“So basically, CT scanning the bone and looking at where these blood vessels run through the bone itself,” he said. “And then coming in and cutting a section that allows us to access the bone without dissolving it and doing chemical mapping on those surfaces to see which chemicals or which elements are there and how they’re held together to make different molecules or compounds.”
McKellar said this research with Scotty’s rib bone is unique, because they are looking for larger blood vessels.
“These large blood vessels are new, but smaller structures have been recovered previously,” he mentioned. “Studies going back five to 10 years have been looking at some of these very small cell size structures that are still preserved. We’re the first group to look at these coarser structures or these bigger structures and trying to see whether or not it’s a reasonable target for soft tissue preservation.”
They started by looking at how the healed bone on Scotty’s piece of rib is different from the surrounding bone.
“We were surprised to find that we have this huge blood vessel running through and it showed up very well in the CT scans, because later we found out it that it was rich in iron,” he said. “It lights up as very high contrast in the X-rays with the CT scans and we were able to trace it all the way through the bone. So it’s this big complex network of blood vessels and it wasn’t something we were expecting to find.

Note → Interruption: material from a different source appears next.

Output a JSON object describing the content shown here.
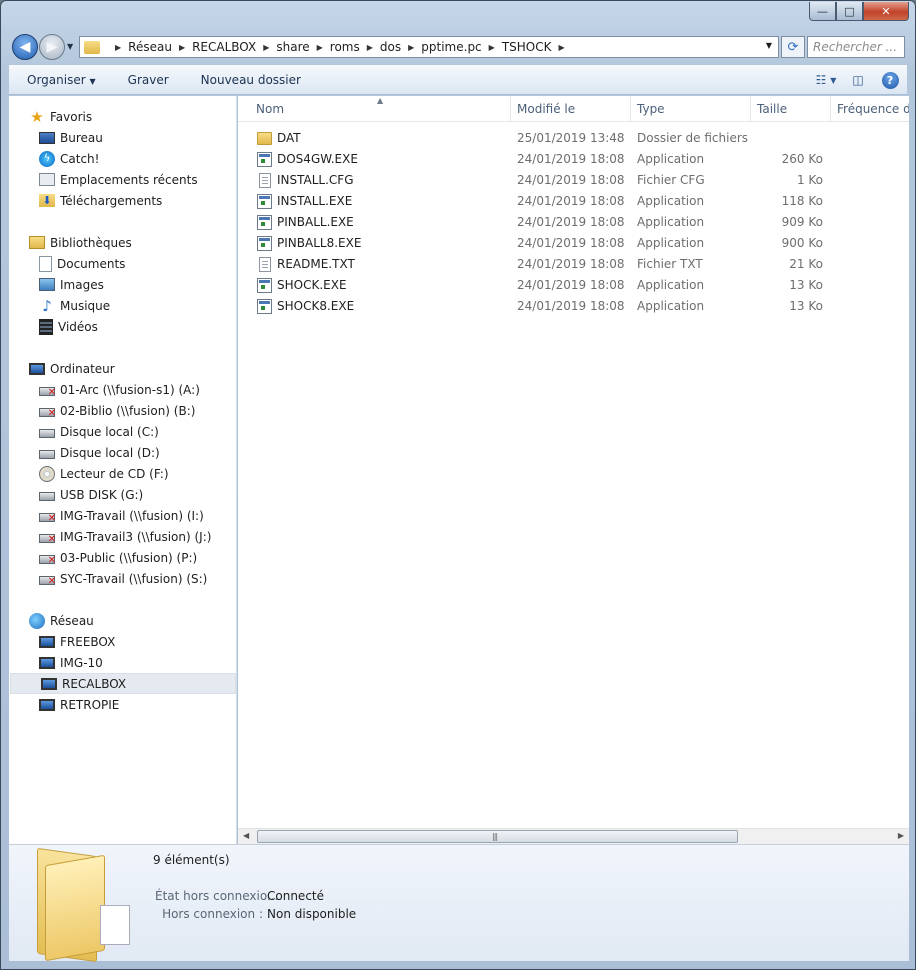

It gave us a really cool target for looking for this sort of material or soft tissue preservation.”
This research is providing new insights into how dinosaur skeletons are preserved and what scientists can expect to find preserved in the fossil record.
“There’s some hope out there that we might be able to look at things like proteins that are preserved in some of the soft tissues,” he said. “But we’re trying to look at it from a different standpoint where it’s basically if we’ve got these larger structures, what minerals are they preserved in, is it realistic to start looking for proteins in these larger structures, or is it different than these really microscopic things that’s being recovered from the United States.”
The exciting part of this research for palaeontologists is the potential that some of the soft tissues and other molecules from millions of years ago have been preserved inside the fossil bones. This type of research can also have other benefits.
“Over the last five or 10 years the synchrotron studies and generally just CT scanning fossils have become a really big push,” he said. “It’s allowed us to do more detailed work on these skeletons and it also created permanent records or easily shareable records. It results in a 3D model or a data set that we can send to a colleague in Japan or somewhere and they can be working on the exact same specimen that we are here at the same time. So it’s sort of a spectacular advance for palaeontology.”
Their intention is to use the very bright light of the CLS synchrotron to scan other dinosaur bones from the RSM’s collection, including some duck-billed dinosaurs that were collected in southwest Saskatchewan as well as Thescelosaurus, a smaller type of dinosaur.
Other students are already using CLS beamlines to scan amber pieces that were found in Saskatchewan to create three-dimensional models of insects preserved inside the amber. This will make it possible to identify the species of insects and it will provide additional information about prehistoric environments and habitats.
“There are currently three different students working on different aspects of Canadian Light Source and applying it to palaeontology here at the museum,” he said. ““We’re thrilled to have our students working on this sort of material and they’re doing some really stellar research. Hopefully within the next year or so, a lot of this will come up in publication through peer review scientific papers and we’ll have more definitive results to talk about, but at this time we’re just thrilled to see what the students are doing.”